RECORDS SUPPLIED:
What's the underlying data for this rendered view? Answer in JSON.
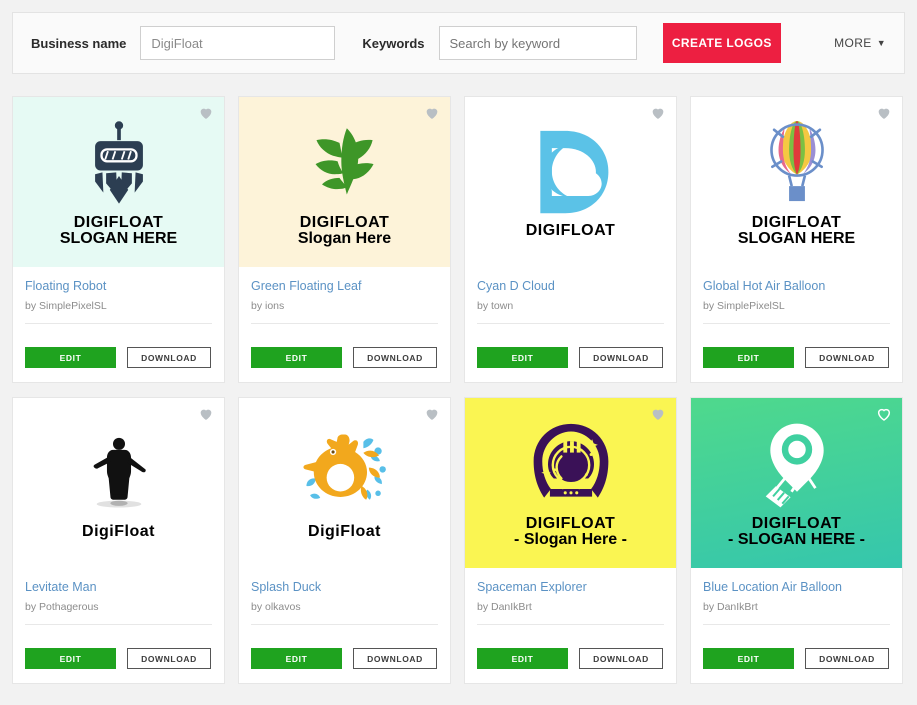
{
  "search": {
    "business_label": "Business name",
    "business_value": "DigiFloat",
    "keywords_label": "Keywords",
    "keywords_placeholder": "Search by keyword",
    "create_label": "CREATE LOGOS",
    "more_label": "MORE",
    "create_color": "#ed1f41"
  },
  "buttons": {
    "edit": "EDIT",
    "download": "DOWNLOAD",
    "edit_color": "#1fa31f"
  },
  "cards": [
    {
      "name": "Floating Robot",
      "author": "by SimplePixelSL",
      "bg": "#e6faf4",
      "icon": "robot-logo-icon",
      "favorited": false,
      "wordmark": "DIGIFLOAT",
      "slogan": "SLOGAN HERE",
      "mark_color": "#2c3e52",
      "wordmark_size": "20px",
      "slogan_size": "16px",
      "wordmark_style": "sans-bold",
      "slogan_style": "sans-bold"
    },
    {
      "name": "Green Floating Leaf",
      "author": "by ions",
      "bg": "#fdf3d9",
      "icon": "leaf-logo-icon",
      "favorited": false,
      "wordmark": "DIGIFLOAT",
      "slogan": "Slogan Here",
      "mark_color": "#3e9628",
      "wordmark_size": "20px",
      "slogan_size": "17px",
      "wordmark_style": "sans-bold",
      "slogan_style": "script"
    },
    {
      "name": "Cyan D Cloud",
      "author": "by town",
      "bg": "#ffffff",
      "icon": "cloud-d-logo-icon",
      "favorited": false,
      "wordmark": "DIGIFLOAT",
      "slogan": "",
      "mark_color": "#5bc2e7",
      "wordmark_size": "20px",
      "slogan_size": "0px",
      "wordmark_style": "sans-bold",
      "slogan_style": "sans-bold"
    },
    {
      "name": "Global Hot Air Balloon",
      "author": "by SimplePixelSL",
      "bg": "#ffffff",
      "icon": "hot-air-balloon-logo-icon",
      "favorited": false,
      "wordmark": "DIGIFLOAT",
      "slogan": "SLOGAN HERE",
      "mark_color": "#6b8fc9",
      "wordmark_size": "19px",
      "slogan_size": "15px",
      "wordmark_style": "mono-bold",
      "slogan_style": "mono-bold"
    },
    {
      "name": "Levitate Man",
      "author": "by Pothagerous",
      "bg": "#ffffff",
      "icon": "levitating-man-logo-icon",
      "favorited": false,
      "wordmark": "DigiFloat",
      "slogan": "",
      "mark_color": "#111111",
      "wordmark_size": "24px",
      "slogan_size": "0px",
      "wordmark_style": "serif",
      "slogan_style": "serif"
    },
    {
      "name": "Splash Duck",
      "author": "by olkavos",
      "bg": "#ffffff",
      "icon": "duck-splash-logo-icon",
      "favorited": false,
      "wordmark": "DigiFloat",
      "slogan": "",
      "mark_color": "#58c3ea",
      "wordmark_size": "22px",
      "slogan_size": "0px",
      "wordmark_style": "sans-bold",
      "slogan_style": "sans-bold"
    },
    {
      "name": "Spaceman Explorer",
      "author": "by DanIkBrt",
      "bg": "#faf552",
      "icon": "astronaut-helmet-logo-icon",
      "favorited": false,
      "wordmark": "DIGIFLOAT",
      "slogan": "- Slogan Here -",
      "mark_color": "#3a1157",
      "wordmark_size": "19px",
      "slogan_size": "16px",
      "wordmark_style": "sans-bold",
      "slogan_style": "rounded"
    },
    {
      "name": "Blue Location Air Balloon",
      "author": "by DanIkBrt",
      "bg": "linear-gradient(170deg,#4fd98c 0%,#35c6ad 100%)",
      "icon": "location-pin-balloon-logo-icon",
      "favorited": true,
      "wordmark": "DIGIFLOAT",
      "slogan": "- SLOGAN HERE -",
      "mark_color": "#ffffff",
      "wordmark_size": "20px",
      "slogan_size": "14px",
      "wordmark_style": "sans-bold",
      "slogan_style": "sans-bold"
    }
  ]
}
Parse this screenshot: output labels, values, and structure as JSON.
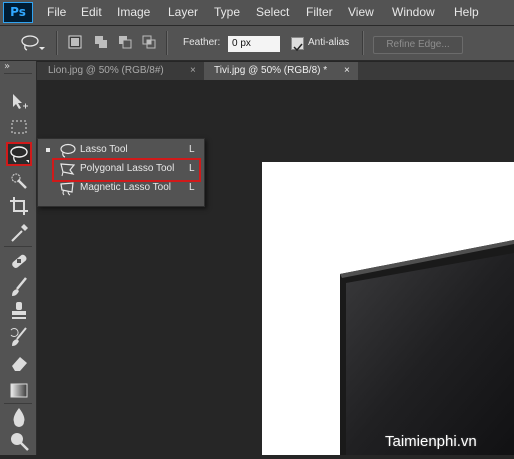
{
  "app": {
    "logo_text": "Ps"
  },
  "menu": {
    "items": [
      "File",
      "Edit",
      "Image",
      "Layer",
      "Type",
      "Select",
      "Filter",
      "View",
      "Window",
      "Help"
    ]
  },
  "options": {
    "feather_label": "Feather:",
    "feather_value": "0 px",
    "antialias_label": "Anti-alias",
    "antialias_checked": true,
    "refine_edge_label": "Refine Edge..."
  },
  "tabs": [
    {
      "title": "Lion.jpg @ 50% (RGB/8#)",
      "close": "×",
      "active": false
    },
    {
      "title": "Tivi.jpg @ 50% (RGB/8) *",
      "close": "×",
      "active": true
    }
  ],
  "toolbar": {
    "collapse_glyph": "»"
  },
  "lasso_flyout": {
    "items": [
      {
        "label": "Lasso Tool",
        "key": "L",
        "current": true,
        "icon": "lasso-icon"
      },
      {
        "label": "Polygonal Lasso Tool",
        "key": "L",
        "current": false,
        "icon": "polygonal-lasso-icon",
        "highlighted": true
      },
      {
        "label": "Magnetic Lasso Tool",
        "key": "L",
        "current": false,
        "icon": "magnetic-lasso-icon"
      }
    ]
  },
  "watermark": "Taimienphi.vn",
  "colors": {
    "highlight": "#d01a1a",
    "ps_blue": "#31a8ff"
  }
}
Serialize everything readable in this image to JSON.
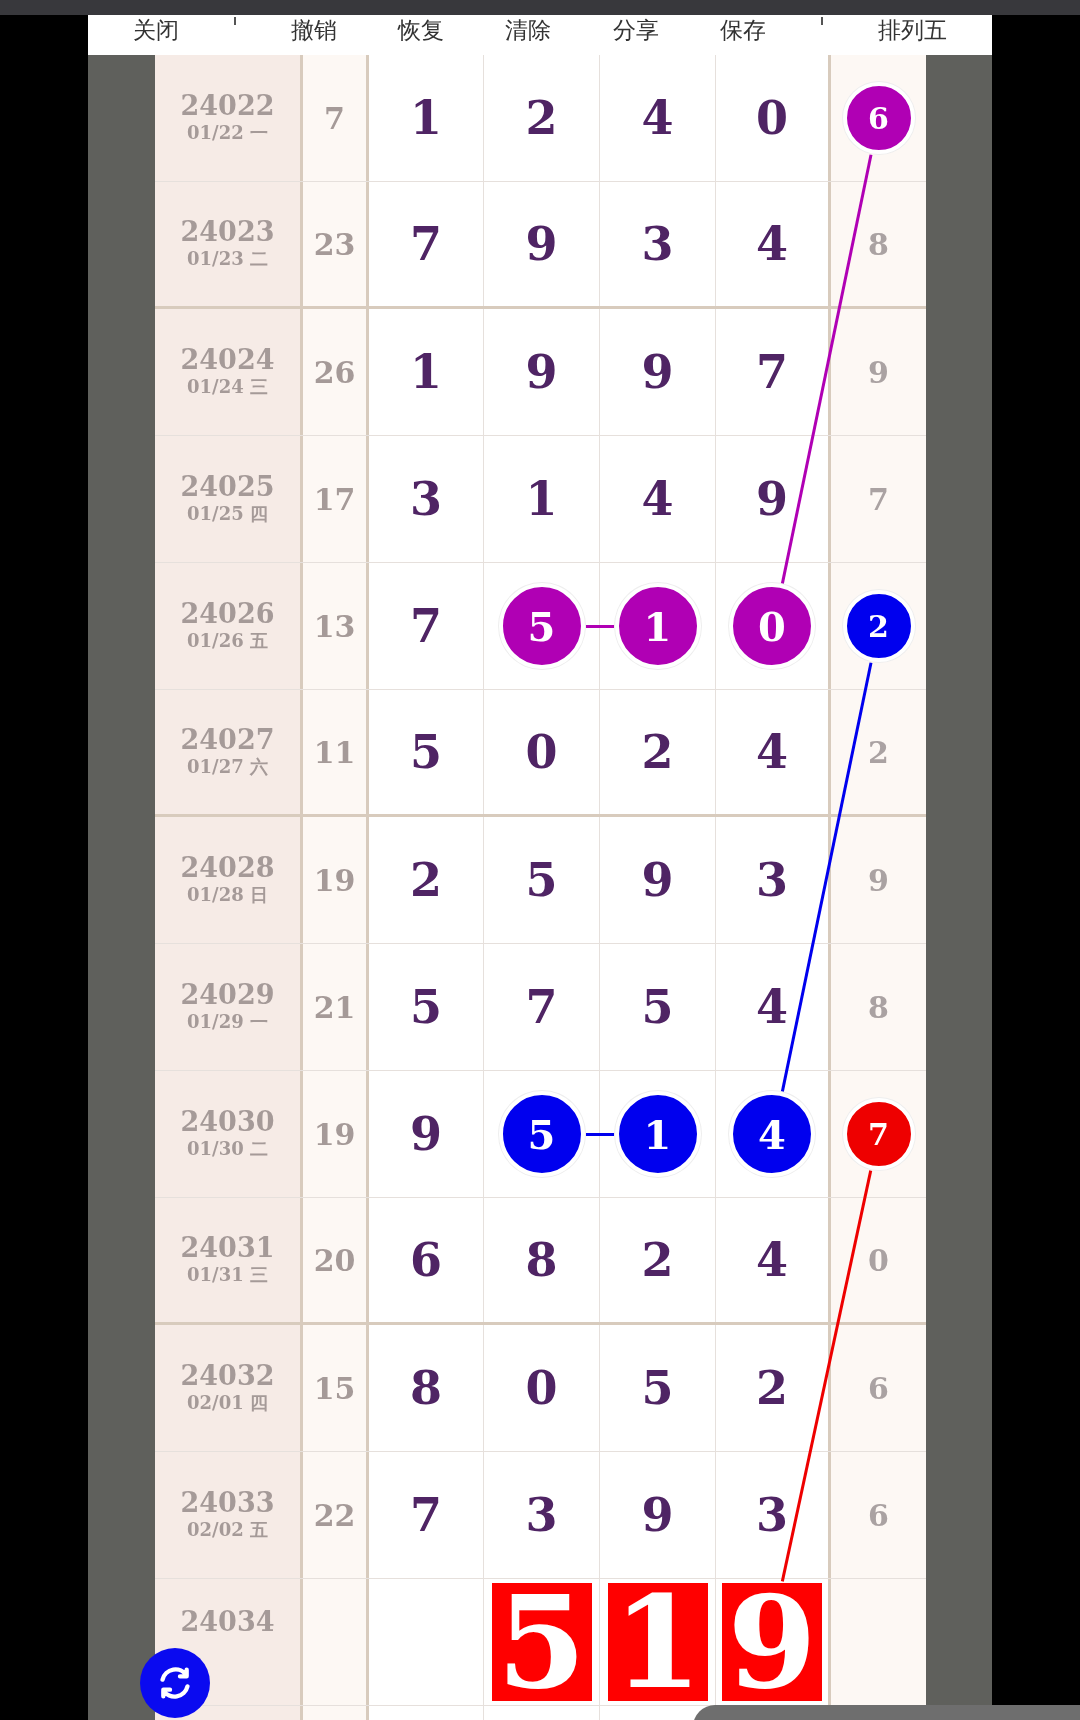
{
  "toolbar": {
    "items": [
      {
        "label": "关闭"
      },
      {
        "label": "撤销"
      },
      {
        "label": "恢复"
      },
      {
        "label": "清除"
      },
      {
        "label": "分享"
      },
      {
        "label": "保存"
      },
      {
        "label": "排列五"
      }
    ]
  },
  "rows": [
    {
      "issue": "24022",
      "date": "01/22 一",
      "sum": "7",
      "numbers": [
        {
          "value": "1"
        },
        {
          "value": "2"
        },
        {
          "value": "4"
        },
        {
          "value": "0"
        }
      ],
      "tail": {
        "value": "6",
        "color": "#b000b4"
      }
    },
    {
      "issue": "24023",
      "date": "01/23 二",
      "sum": "23",
      "numbers": [
        {
          "value": "7"
        },
        {
          "value": "9"
        },
        {
          "value": "3"
        },
        {
          "value": "4"
        }
      ],
      "tail": {
        "value": "8"
      }
    },
    {
      "issue": "24024",
      "date": "01/24 三",
      "sum": "26",
      "numbers": [
        {
          "value": "1"
        },
        {
          "value": "9"
        },
        {
          "value": "9"
        },
        {
          "value": "7"
        }
      ],
      "tail": {
        "value": "9"
      }
    },
    {
      "issue": "24025",
      "date": "01/25 四",
      "sum": "17",
      "numbers": [
        {
          "value": "3"
        },
        {
          "value": "1"
        },
        {
          "value": "4"
        },
        {
          "value": "9"
        }
      ],
      "tail": {
        "value": "7"
      }
    },
    {
      "issue": "24026",
      "date": "01/26 五",
      "sum": "13",
      "numbers": [
        {
          "value": "7"
        },
        {
          "value": "5",
          "color": "#b000b4"
        },
        {
          "value": "1",
          "color": "#b000b4"
        },
        {
          "value": "0",
          "color": "#b000b4"
        }
      ],
      "tail": {
        "value": "2",
        "color": "#0000ee"
      }
    },
    {
      "issue": "24027",
      "date": "01/27 六",
      "sum": "11",
      "numbers": [
        {
          "value": "5"
        },
        {
          "value": "0"
        },
        {
          "value": "2"
        },
        {
          "value": "4"
        }
      ],
      "tail": {
        "value": "2"
      }
    },
    {
      "issue": "24028",
      "date": "01/28 日",
      "sum": "19",
      "numbers": [
        {
          "value": "2"
        },
        {
          "value": "5"
        },
        {
          "value": "9"
        },
        {
          "value": "3"
        }
      ],
      "tail": {
        "value": "9"
      }
    },
    {
      "issue": "24029",
      "date": "01/29 一",
      "sum": "21",
      "numbers": [
        {
          "value": "5"
        },
        {
          "value": "7"
        },
        {
          "value": "5"
        },
        {
          "value": "4"
        }
      ],
      "tail": {
        "value": "8"
      }
    },
    {
      "issue": "24030",
      "date": "01/30 二",
      "sum": "19",
      "numbers": [
        {
          "value": "9"
        },
        {
          "value": "5",
          "color": "#0000ee"
        },
        {
          "value": "1",
          "color": "#0000ee"
        },
        {
          "value": "4",
          "color": "#0000ee"
        }
      ],
      "tail": {
        "value": "7",
        "color": "#ee0000"
      }
    },
    {
      "issue": "24031",
      "date": "01/31 三",
      "sum": "20",
      "numbers": [
        {
          "value": "6"
        },
        {
          "value": "8"
        },
        {
          "value": "2"
        },
        {
          "value": "4"
        }
      ],
      "tail": {
        "value": "0"
      }
    },
    {
      "issue": "24032",
      "date": "02/01 四",
      "sum": "15",
      "numbers": [
        {
          "value": "8"
        },
        {
          "value": "0"
        },
        {
          "value": "5"
        },
        {
          "value": "2"
        }
      ],
      "tail": {
        "value": "6"
      }
    },
    {
      "issue": "24033",
      "date": "02/02 五",
      "sum": "22",
      "numbers": [
        {
          "value": "7"
        },
        {
          "value": "3"
        },
        {
          "value": "9"
        },
        {
          "value": "3"
        }
      ],
      "tail": {
        "value": "6"
      }
    },
    {
      "kind": "result",
      "issue": "24034",
      "numbers": [
        {
          "value": "5",
          "color": "#ff0000"
        },
        {
          "value": "1",
          "color": "#ff0000"
        },
        {
          "value": "9",
          "color": "#ff0000"
        }
      ]
    }
  ]
}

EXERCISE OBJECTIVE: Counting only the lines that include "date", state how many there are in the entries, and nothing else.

REPLY TO THE EXERCISE: 12